London's East End: A Short Encyclopedia
Owing to a variety of reasons, a number of entries in London's East End: A Short Encyclopedia (under contract, McFarland) that were initially assigned have now become available. I am currently look for writers in a number of different categories, including people, film and literature, architecture, periodicals, major events, television, music, and art. Entries range from 50-2000 words with most following on the lower end of the spectrum. Interested individuals are urged to contact the editor for a contents list and style guide. A description of the encyclopedia appears below. Established scholars, early career researchers, and advanced graduate students—those who, in a US context, have passed their qualifying exams—are welcome.
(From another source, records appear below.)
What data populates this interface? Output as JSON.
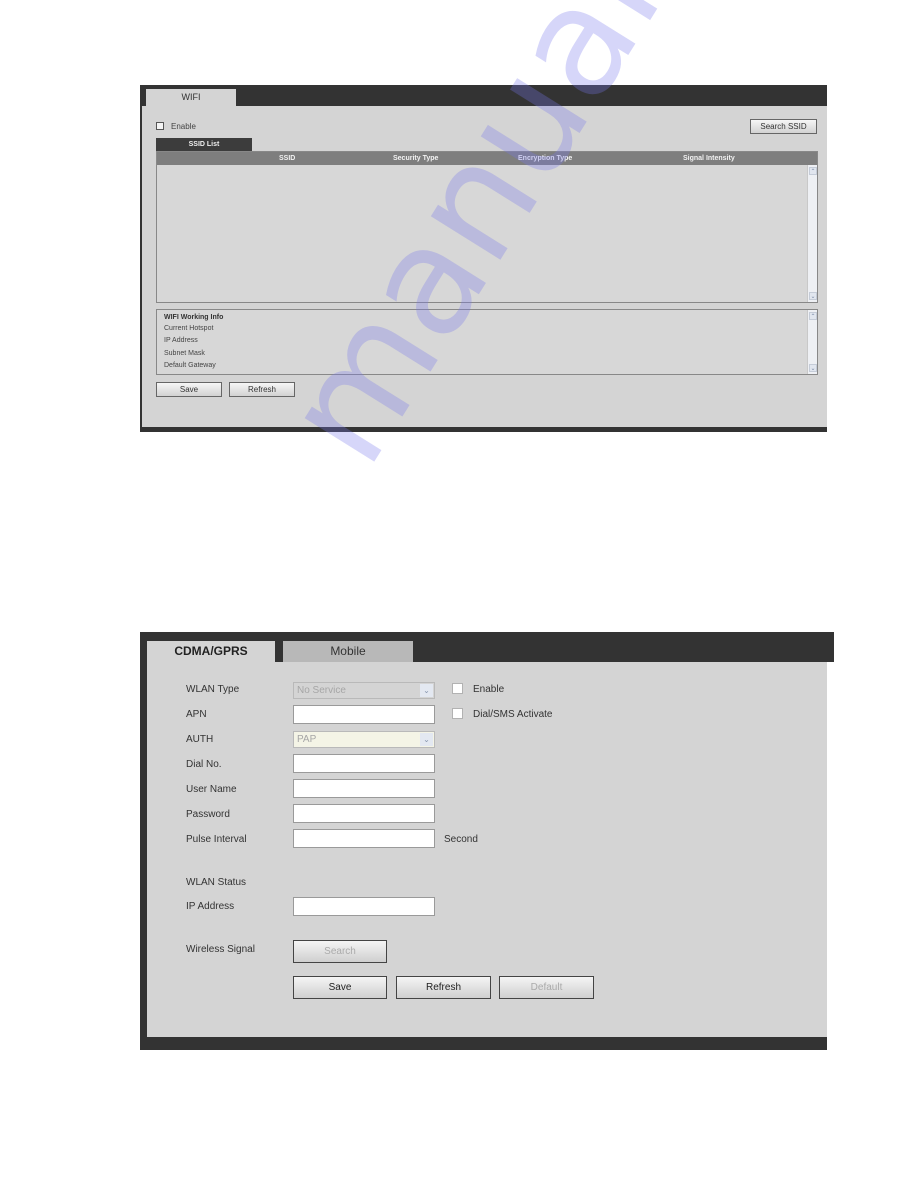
{
  "wifi_panel": {
    "tab_label": "WIFI",
    "enable_label": "Enable",
    "enable_checked": false,
    "search_ssid_label": "Search SSID",
    "ssid_list_tab": "SSID List",
    "ssid_columns": [
      "SSID",
      "Security Type",
      "Encryption Type",
      "Signal Intensity"
    ],
    "ssid_rows": [],
    "working_info": {
      "title": "WIFI Working Info",
      "rows": [
        "Current Hotspot",
        "IP Address",
        "Subnet Mask",
        "Default Gateway"
      ]
    },
    "save_label": "Save",
    "refresh_label": "Refresh"
  },
  "mobile_panel": {
    "tabs": [
      {
        "label": "CDMA/GPRS",
        "active": true
      },
      {
        "label": "Mobile",
        "active": false
      }
    ],
    "fields": {
      "wlan_type": {
        "label": "WLAN Type",
        "value": "No Service"
      },
      "apn": {
        "label": "APN",
        "value": ""
      },
      "auth": {
        "label": "AUTH",
        "value": "PAP"
      },
      "dial_no": {
        "label": "Dial No.",
        "value": ""
      },
      "user_name": {
        "label": "User Name",
        "value": ""
      },
      "password": {
        "label": "Password",
        "value": ""
      },
      "pulse_interval": {
        "label": "Pulse Interval",
        "value": "",
        "unit": "Second"
      },
      "wlan_status": {
        "label": "WLAN Status"
      },
      "ip_address": {
        "label": "IP Address",
        "value": ""
      },
      "wireless_signal": {
        "label": "Wireless Signal"
      }
    },
    "enable_label": "Enable",
    "enable_checked": false,
    "dial_sms_label": "Dial/SMS Activate",
    "dial_sms_checked": false,
    "search_label": "Search",
    "save_label": "Save",
    "refresh_label": "Refresh",
    "default_label": "Default"
  },
  "watermark": "manualshive.com"
}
From the transient street art of Banksy and Pablo Delgado to the exhibitions of Doreen Fletcher and Gilbert and George; from the novels of Charles Dickens and Monica Ali to televisual series produced by the BBC and ITV; and from early eighteenth-century churches designed by Nicholas Hawksmoor to twenty-first century skyscrapers conceived by Norman Foster, the East End is an iconic area of London.
In the span of four hundred years, the region to the east of the Tower of London, and north of the River Thames, has undergone a series of transformations. In the sixteenth century, it was arable land with a few dispersed villages. By the nineteenth century, it was one of Europe’s worst urban slums and an object of investigation for literary writers, social scientists, philanthropists, Salvationists, and journalists with a bent for the sensational. Today, owing to gentrification, the area includes neighborhoods of great affluence—chic restaurants, exclusive retail shops, and some of London’s most expensive real estate—alongside boroughs of extraordinarily straitened circumstances, where life expectancy is some fifteen years lower. As it has evolved, London’s East End has served as the birthplace of radical political and social movements and as the principal site for a variety of diasporic communities: French Huguenots, fleeing religious persecution; Jews, escaping the pogroms in Eastern Europe and Russia; and Bengali Muslims, driven from their homeland by conflict and famine.
Although the East End has attracted significant scholarly interest from a wide array of disciplines, there is no comprehensive guide to its social and cultural history. Through alphabetically organized, short but incisive and insightful cross-referenced entries, London’s East End: A Short Encyclopedia will serve as a foundational reference work with sections on the area’s art, architecture, politics, significant personages and places, literature, music, and film. The volume is under contract with McFarland, a leading independent publisher of academic books. Contact: Kevin A. Morrison (email@example.com).